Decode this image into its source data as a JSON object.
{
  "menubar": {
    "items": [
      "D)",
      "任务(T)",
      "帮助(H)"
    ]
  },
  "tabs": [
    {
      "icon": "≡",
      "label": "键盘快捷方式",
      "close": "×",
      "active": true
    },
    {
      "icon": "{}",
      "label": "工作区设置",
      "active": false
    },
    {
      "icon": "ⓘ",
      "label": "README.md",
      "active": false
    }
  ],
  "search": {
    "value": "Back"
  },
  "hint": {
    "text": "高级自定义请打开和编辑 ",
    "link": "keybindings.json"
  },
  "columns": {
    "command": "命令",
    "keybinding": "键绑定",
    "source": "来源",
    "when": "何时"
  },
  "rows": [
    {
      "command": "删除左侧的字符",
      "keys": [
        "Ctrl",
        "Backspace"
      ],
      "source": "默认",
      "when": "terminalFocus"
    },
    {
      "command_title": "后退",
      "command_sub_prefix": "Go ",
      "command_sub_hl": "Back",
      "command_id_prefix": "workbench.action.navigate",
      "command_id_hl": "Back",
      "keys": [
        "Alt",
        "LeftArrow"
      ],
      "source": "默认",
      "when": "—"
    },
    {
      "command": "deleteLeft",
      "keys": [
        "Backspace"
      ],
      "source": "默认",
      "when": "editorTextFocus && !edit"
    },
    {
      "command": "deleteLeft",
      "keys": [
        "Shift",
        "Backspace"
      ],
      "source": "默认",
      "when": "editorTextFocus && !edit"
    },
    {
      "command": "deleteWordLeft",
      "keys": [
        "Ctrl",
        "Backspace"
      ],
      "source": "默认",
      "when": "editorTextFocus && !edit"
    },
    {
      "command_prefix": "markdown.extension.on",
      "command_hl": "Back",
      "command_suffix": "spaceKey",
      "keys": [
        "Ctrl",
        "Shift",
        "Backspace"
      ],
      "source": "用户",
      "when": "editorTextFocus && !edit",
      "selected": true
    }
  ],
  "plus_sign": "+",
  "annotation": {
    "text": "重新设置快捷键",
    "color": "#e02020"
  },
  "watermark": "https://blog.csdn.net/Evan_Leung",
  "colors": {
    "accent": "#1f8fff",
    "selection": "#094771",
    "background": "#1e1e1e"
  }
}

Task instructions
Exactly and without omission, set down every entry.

Solution
Decode this image into its source data as a JSON object.
{
  "menubar": {
    "items": [
      "D)",
      "任务(T)",
      "帮助(H)"
    ]
  },
  "tabs": [
    {
      "icon": "≡",
      "label": "键盘快捷方式",
      "close": "×",
      "active": true
    },
    {
      "icon": "{}",
      "label": "工作区设置",
      "active": false
    },
    {
      "icon": "ⓘ",
      "label": "README.md",
      "active": false
    }
  ],
  "search": {
    "value": "Back"
  },
  "hint": {
    "text": "高级自定义请打开和编辑 ",
    "link": "keybindings.json"
  },
  "columns": {
    "command": "命令",
    "keybinding": "键绑定",
    "source": "来源",
    "when": "何时"
  },
  "rows": [
    {
      "command": "删除左侧的字符",
      "keys": [
        "Ctrl",
        "Backspace"
      ],
      "source": "默认",
      "when": "terminalFocus"
    },
    {
      "command_title": "后退",
      "command_sub_prefix": "Go ",
      "command_sub_hl": "Back",
      "command_id_prefix": "workbench.action.navigate",
      "command_id_hl": "Back",
      "keys": [
        "Alt",
        "LeftArrow"
      ],
      "source": "默认",
      "when": "—"
    },
    {
      "command": "deleteLeft",
      "keys": [
        "Backspace"
      ],
      "source": "默认",
      "when": "editorTextFocus && !edit"
    },
    {
      "command": "deleteLeft",
      "keys": [
        "Shift",
        "Backspace"
      ],
      "source": "默认",
      "when": "editorTextFocus && !edit"
    },
    {
      "command": "deleteWordLeft",
      "keys": [
        "Ctrl",
        "Backspace"
      ],
      "source": "默认",
      "when": "editorTextFocus && !edit"
    },
    {
      "command_prefix": "markdown.extension.on",
      "command_hl": "Back",
      "command_suffix": "spaceKey",
      "keys": [
        "Ctrl",
        "Shift",
        "Backspace"
      ],
      "source": "用户",
      "when": "editorTextFocus && !edit",
      "selected": true
    }
  ],
  "plus_sign": "+",
  "annotation": {
    "text": "重新设置快捷键",
    "color": "#e02020"
  },
  "watermark": "https://blog.csdn.net/Evan_Leung",
  "colors": {
    "accent": "#1f8fff",
    "selection": "#094771",
    "background": "#1e1e1e"
  }
}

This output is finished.